    (above is from the first two pages of the Heller decision.)

    >You're not seriously saying that this one individual right which the government cannot infringe upon does not apply to some people, but the rest of the Bill of Rights does.Had a "freedom to read and write books" amendment existed, no way would you deny this right to anyone, regardless of age. What is your point here?

    My point is that your analogy as continued here:

    >Obviously this does not mean that only well-educated voters have the right to read or write books. Nor does it mean that the right to read books of one's choosing can be restricted to only those subjects which lead to a well-educated electorate.

    doesn't hold, because provisions of the bill of rights HAVE been interpreted in such clearly wrong-headed ways (Plessy v. Ferguson, anyone?). We've corrected many such errors (thank goodness). But when the "equal books right" amendment was (would have been? What's the right tense to use for a past event that never happened?) written, it appears eminently likely that yes, that is what it would have meant to those who wrote it - the court would have interpreted it in just such a restrictive way, only being corrected by later generations. I'm not arguing it *should* be that way, just that it probably *would* have been. 

    >The National Guard is not the militia. You can't deny rights just because you decide to redefine "militia" as "the National Guard". The National Guard is "armed" by congress the exact way the Army and Navy are. Cite:

    I'm not trying to redefine the militia, simply say it comprises more than everybody who has a gun.

    Why do you keep trying to explain McDonald and Heller to me? I'm not disagreeing with you on them, and I understand the difference between the two cases quite well, thank you. I mean, I had just *said* that the court had recently incorporated the second. It's as if we were discussing cheeseburgers, and I said "They have pickles on them", and you said "NO, they have CHEESE on them." They have both!

    It's pretty well accepted that the Guard is directly descended from the militia. I guess you haven't heard of the Militia Act of 1903 (which "organized the various state militias into the present National Guard system")? However, according to the same link:

    "Title 10 of the US Code states:
    (a) The militia of the United States consists of all able-bodied males at least 17 years of age and, except as provided in section 313 of title 32, under 45 years of age who are, or who have made a declaration of intention to become, citizens of the United States and of female citizens of the United States who are members of the National Guard.
    (b) The classes of the militia are—
    (1) the organized militia, which consists of the National Guard and the Naval Militia; and
    (2) the unorganized militia, which consists of the members of the militia who are not members of the National Guard or the Naval Militia."

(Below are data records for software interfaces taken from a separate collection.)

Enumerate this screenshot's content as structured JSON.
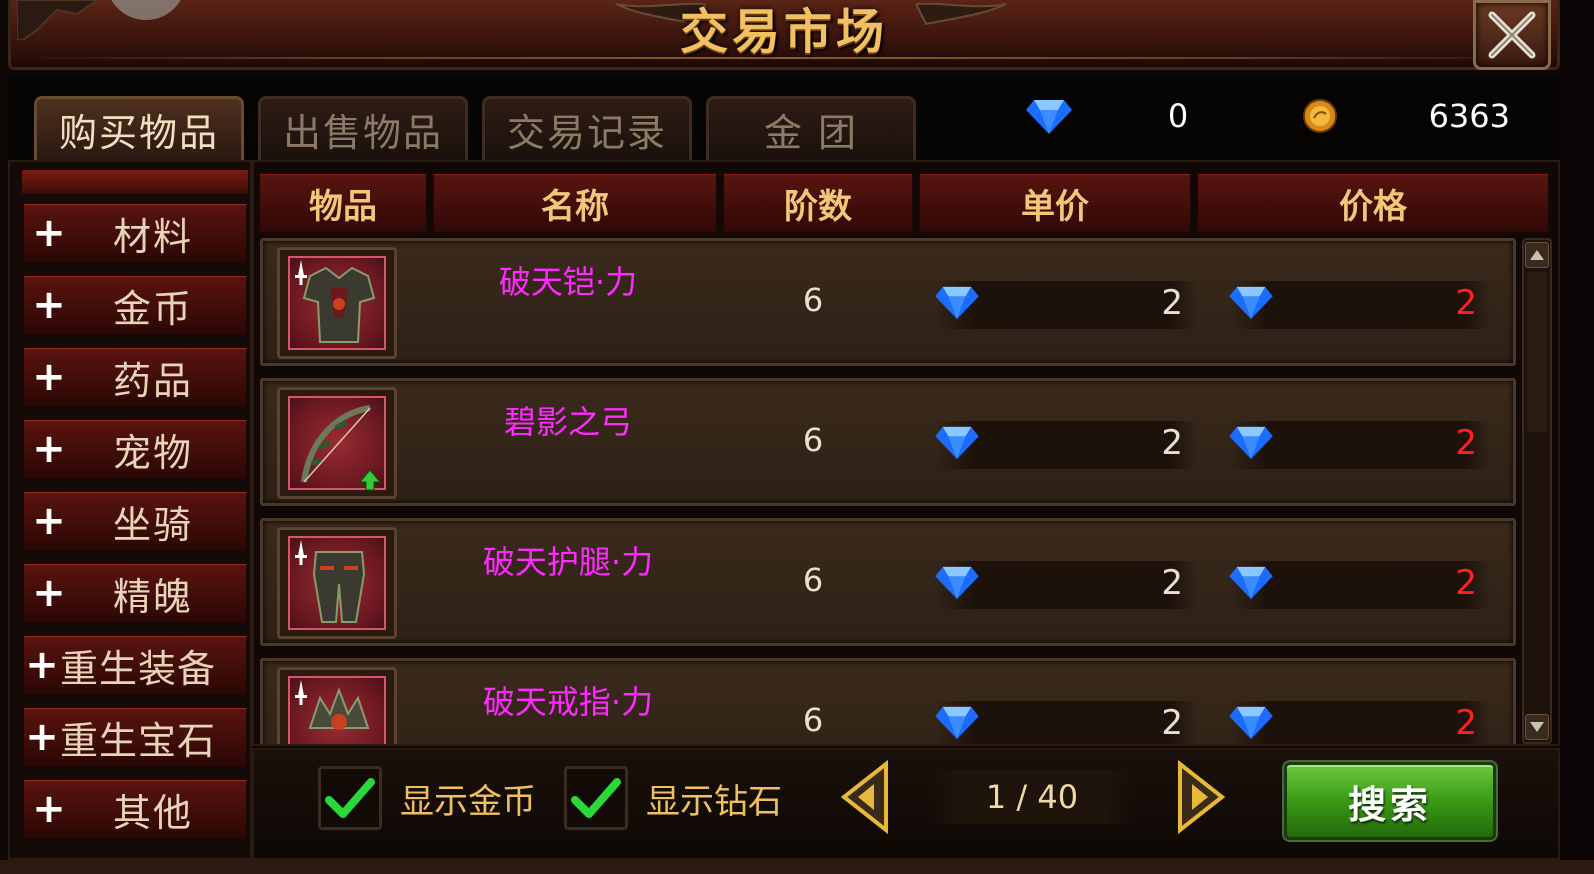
{
  "window": {
    "title": "交易市场"
  },
  "tabs": [
    {
      "label": "购买物品",
      "active": true
    },
    {
      "label": "出售物品",
      "active": false
    },
    {
      "label": "交易记录",
      "active": false
    },
    {
      "label": "金  团",
      "active": false
    }
  ],
  "currency": {
    "diamond": {
      "icon": "diamond-icon",
      "value": "0"
    },
    "gold": {
      "icon": "gold-coin-icon",
      "value": "6363"
    }
  },
  "categories": [
    {
      "label": "材料"
    },
    {
      "label": "金币"
    },
    {
      "label": "药品"
    },
    {
      "label": "宠物"
    },
    {
      "label": "坐骑"
    },
    {
      "label": "精魄"
    },
    {
      "label": "重生装备"
    },
    {
      "label": "重生宝石"
    },
    {
      "label": "其他"
    }
  ],
  "table": {
    "headers": {
      "item": "物品",
      "name": "名称",
      "tier": "阶数",
      "unit_price": "单价",
      "price": "价格"
    },
    "rows": [
      {
        "icon": "armor-icon",
        "name": "破天铠·力",
        "tier": "6",
        "unit_price": "2",
        "price": "2",
        "badge": "sword-badge-icon"
      },
      {
        "icon": "bow-icon",
        "name": "碧影之弓",
        "tier": "6",
        "unit_price": "2",
        "price": "2",
        "badge": "upgrade-arrow-icon"
      },
      {
        "icon": "leggings-icon",
        "name": "破天护腿·力",
        "tier": "6",
        "unit_price": "2",
        "price": "2",
        "badge": "sword-badge-icon"
      },
      {
        "icon": "ring-icon",
        "name": "破天戒指·力",
        "tier": "6",
        "unit_price": "2",
        "price": "2",
        "badge": "sword-badge-icon"
      }
    ]
  },
  "filters": {
    "show_gold": {
      "label": "显示金币",
      "checked": true
    },
    "show_diamond": {
      "label": "显示钻石",
      "checked": true
    }
  },
  "pager": {
    "text": "1 / 40"
  },
  "search_button": {
    "label": "搜索"
  },
  "colors": {
    "item_name": "#ff2aff",
    "price": "#ff2020",
    "title": "#f2c060",
    "search_green": "#3a9a18"
  }
}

    So there's organized and unorganized militia - and my original point (that simply because the organized could take arms away from the unorganized does not mean the second amendment would be "nullified") stands.

    >The “militia” comprised all males physically capable of acting in concert for the common defense.

    OK, thanks.